Have a wonderful Monday and a great week!
Memory “Mane” Miso Chowder Recipe!
This is an offshoot of my immunity soup, but actually so much better! You can prepare Lion’s Mane mushrooms a few ways… you can add them to stir-fries, fry them on their own and enjoy as a side dish, or even roast them in the oven. I decided though, that it would be most nutritious to cook them gently and combine with other cognition-boosting foods such as wild Alaskan salmon (for it’s Omega 3 benefits) and coconut oil (which has been shown to boost mental functioning). The vegetables contain loads of antioxidants that can protect the brain from free-radical damage and the miso helps to cultivate beneficial bacteria in the gut, further protecting mental health.
Hence, this soup, which came out far better than anything I’d imagined. Enjoy!
- 1 tbsp coconut oil

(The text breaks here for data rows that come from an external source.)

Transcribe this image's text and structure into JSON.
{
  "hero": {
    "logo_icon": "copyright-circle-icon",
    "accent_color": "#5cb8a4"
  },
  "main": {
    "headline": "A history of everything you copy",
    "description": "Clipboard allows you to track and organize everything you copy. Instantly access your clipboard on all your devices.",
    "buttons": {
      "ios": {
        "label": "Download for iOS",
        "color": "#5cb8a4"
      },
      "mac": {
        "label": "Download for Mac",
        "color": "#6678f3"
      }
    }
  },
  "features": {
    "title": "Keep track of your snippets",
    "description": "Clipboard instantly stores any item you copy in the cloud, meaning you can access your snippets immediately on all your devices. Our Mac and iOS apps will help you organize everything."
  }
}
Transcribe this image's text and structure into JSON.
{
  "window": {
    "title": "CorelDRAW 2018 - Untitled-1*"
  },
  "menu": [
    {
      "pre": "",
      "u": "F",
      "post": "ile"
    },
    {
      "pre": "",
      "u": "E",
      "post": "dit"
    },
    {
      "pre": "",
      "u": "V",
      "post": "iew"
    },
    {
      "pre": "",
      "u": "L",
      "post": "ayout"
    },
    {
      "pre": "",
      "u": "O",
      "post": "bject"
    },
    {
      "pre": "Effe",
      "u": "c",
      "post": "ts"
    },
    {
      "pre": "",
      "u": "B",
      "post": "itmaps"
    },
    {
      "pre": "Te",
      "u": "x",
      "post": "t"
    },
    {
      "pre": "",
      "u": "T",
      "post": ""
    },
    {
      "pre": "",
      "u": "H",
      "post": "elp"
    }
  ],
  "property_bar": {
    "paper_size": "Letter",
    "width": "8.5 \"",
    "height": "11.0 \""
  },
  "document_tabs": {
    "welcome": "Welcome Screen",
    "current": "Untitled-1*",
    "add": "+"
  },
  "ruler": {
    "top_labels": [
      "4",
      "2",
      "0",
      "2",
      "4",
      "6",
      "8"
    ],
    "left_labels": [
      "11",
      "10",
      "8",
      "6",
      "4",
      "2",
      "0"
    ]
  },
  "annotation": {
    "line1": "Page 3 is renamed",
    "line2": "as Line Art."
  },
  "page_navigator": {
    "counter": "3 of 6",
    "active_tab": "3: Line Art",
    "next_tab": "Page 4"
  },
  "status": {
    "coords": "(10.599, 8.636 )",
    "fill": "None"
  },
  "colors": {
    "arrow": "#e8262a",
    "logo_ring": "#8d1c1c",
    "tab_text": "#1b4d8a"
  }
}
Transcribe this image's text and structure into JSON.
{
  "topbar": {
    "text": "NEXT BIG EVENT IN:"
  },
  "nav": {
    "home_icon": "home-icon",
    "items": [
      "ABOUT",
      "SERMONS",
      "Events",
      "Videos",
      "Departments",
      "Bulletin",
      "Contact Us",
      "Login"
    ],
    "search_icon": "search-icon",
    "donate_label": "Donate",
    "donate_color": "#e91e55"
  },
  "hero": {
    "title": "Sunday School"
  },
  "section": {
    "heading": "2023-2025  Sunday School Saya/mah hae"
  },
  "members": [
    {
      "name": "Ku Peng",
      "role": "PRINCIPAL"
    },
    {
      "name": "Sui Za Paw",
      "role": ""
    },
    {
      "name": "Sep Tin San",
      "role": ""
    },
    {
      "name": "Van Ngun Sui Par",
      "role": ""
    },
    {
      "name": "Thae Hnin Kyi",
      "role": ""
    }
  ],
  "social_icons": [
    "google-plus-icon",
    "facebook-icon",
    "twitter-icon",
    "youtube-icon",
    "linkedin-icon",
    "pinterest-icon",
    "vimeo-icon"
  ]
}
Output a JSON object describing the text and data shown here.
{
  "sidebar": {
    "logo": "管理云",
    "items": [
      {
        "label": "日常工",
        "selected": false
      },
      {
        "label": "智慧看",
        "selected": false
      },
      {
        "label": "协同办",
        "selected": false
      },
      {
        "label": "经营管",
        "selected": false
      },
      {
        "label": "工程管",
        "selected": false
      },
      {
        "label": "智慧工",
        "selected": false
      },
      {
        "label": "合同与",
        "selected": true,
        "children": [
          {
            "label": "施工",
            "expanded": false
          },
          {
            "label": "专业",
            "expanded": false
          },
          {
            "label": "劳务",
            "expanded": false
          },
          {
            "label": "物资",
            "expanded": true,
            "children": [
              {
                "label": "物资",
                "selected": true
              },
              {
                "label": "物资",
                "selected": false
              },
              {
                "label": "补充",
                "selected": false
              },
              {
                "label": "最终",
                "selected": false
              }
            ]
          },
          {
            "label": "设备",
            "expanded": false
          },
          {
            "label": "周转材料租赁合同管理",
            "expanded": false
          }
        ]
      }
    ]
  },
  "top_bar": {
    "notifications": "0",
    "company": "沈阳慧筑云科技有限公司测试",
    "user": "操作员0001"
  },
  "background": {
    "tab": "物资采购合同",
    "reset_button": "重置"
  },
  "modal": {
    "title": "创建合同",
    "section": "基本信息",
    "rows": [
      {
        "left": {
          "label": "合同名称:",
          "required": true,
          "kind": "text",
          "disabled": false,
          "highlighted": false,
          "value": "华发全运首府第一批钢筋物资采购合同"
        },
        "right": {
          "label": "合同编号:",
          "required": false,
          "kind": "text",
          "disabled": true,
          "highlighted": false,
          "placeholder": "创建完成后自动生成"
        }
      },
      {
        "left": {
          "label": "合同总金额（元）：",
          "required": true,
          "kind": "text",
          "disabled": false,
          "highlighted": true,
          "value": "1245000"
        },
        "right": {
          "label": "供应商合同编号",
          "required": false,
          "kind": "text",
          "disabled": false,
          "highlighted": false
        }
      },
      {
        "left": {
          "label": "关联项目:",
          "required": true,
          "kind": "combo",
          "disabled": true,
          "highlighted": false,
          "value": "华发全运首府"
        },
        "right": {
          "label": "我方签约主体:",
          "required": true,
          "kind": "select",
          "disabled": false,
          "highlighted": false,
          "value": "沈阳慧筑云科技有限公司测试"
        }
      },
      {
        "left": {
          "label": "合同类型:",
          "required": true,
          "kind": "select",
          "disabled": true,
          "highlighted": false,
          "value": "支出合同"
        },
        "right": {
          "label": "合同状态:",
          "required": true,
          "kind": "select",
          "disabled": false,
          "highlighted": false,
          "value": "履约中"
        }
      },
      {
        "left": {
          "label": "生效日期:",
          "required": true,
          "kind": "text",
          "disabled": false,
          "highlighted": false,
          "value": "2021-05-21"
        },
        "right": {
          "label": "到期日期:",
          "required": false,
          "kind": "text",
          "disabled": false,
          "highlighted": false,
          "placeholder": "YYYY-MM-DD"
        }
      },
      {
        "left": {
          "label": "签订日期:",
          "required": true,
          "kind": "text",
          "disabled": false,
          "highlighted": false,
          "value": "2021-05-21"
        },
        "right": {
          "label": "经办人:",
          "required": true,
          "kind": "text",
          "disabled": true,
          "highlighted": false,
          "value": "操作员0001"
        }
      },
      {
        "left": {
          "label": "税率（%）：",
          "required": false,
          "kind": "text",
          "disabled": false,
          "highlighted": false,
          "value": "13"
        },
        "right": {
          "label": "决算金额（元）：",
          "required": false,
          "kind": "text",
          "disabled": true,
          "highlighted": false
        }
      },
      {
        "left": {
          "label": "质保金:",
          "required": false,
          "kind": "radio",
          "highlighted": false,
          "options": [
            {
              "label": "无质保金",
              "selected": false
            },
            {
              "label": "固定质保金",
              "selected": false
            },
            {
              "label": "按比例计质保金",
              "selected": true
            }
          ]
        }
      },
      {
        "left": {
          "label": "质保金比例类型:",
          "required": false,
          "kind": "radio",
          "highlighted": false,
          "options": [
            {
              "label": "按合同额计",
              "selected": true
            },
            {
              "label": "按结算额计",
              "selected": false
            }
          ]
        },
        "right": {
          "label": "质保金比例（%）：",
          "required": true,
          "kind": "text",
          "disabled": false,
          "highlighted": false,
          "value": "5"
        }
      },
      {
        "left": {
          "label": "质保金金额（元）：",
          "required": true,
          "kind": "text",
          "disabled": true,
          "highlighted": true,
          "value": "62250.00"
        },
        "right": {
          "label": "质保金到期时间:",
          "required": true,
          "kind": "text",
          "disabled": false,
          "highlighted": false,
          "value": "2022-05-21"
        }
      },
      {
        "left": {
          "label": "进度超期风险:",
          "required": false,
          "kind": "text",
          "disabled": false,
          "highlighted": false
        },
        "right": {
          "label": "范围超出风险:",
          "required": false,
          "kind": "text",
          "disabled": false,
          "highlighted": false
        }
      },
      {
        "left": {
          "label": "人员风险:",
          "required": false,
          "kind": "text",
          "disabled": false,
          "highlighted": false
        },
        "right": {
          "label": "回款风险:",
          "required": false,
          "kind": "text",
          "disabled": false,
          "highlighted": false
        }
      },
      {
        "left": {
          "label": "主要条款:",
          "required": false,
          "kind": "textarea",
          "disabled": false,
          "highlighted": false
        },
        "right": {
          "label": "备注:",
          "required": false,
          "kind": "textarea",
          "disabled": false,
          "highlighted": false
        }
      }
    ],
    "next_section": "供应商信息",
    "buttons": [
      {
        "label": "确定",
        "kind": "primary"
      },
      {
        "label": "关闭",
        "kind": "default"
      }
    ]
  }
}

- ½ small onion or 1 shallot, sliced thin
- 1 clove garlic, minced
- 1 salmon filet
- 1 tbsp fish sauce
- 1 tbsp gluten-free tamari or Bragg’s aminos
- 1 teaspoon toasted sesame oil
- ¼ teaspoon hot chili oil (optional)
- 2 to 3 cups assorted chopped vegetables (I uses red cabbage and broccoli)
- 1 Lions Mane Mushroom, chopped (yields about ¾ cup)
- 2 tablespoons chopped cilantro
- 1 tbsp miso (I used the chick pea version)
- ½ cup cooked vermicelli rice noodles OR kelp noodles (optional)
- 4 to 5 cups water
- Melt coconut oil in soup pot and add onion/shallots and sauté about 3 minutes, then add garlic and continue to sauté another 3 minutes.
- Add 4 cups of water and fish sauce, tamari/Bragg’s aminos, sesame oil and hot chili oil. Bring to a simmer and then add salmon filet. Cover and simmer for about 7 minutes until fish is cooked through. Remove fish from stock, remove the skin and place back in the pot. Continue to simmer the stock another few minutes.
- In the meantime, cut up your vegetables, Lions Mane and cilantro.
- Turn the soup off and add the vegetables and cover pot. Wait about 5 minutes and add the mushrooms and the cilantro. Keep the pot covered another few minutes or so to allow the veggies to cook through but not so long that they get soggy. You want them to retain their crunch to some degree.
- Place miso in a bowl and ladle some hot broth into the bowl, making a paste with the miso. Add miso paste to the stock (you should never cook miso… but it can be added to hot food so long as it is not scalding or actively cooking). Stir in well.
- Ladle soup into bowls and garnish with fresh chopped Lion’s Mane, chopped red cabbage and a few leaves of fresh cilantro.
- Serves 2 to 3 comfortably. Enjoy!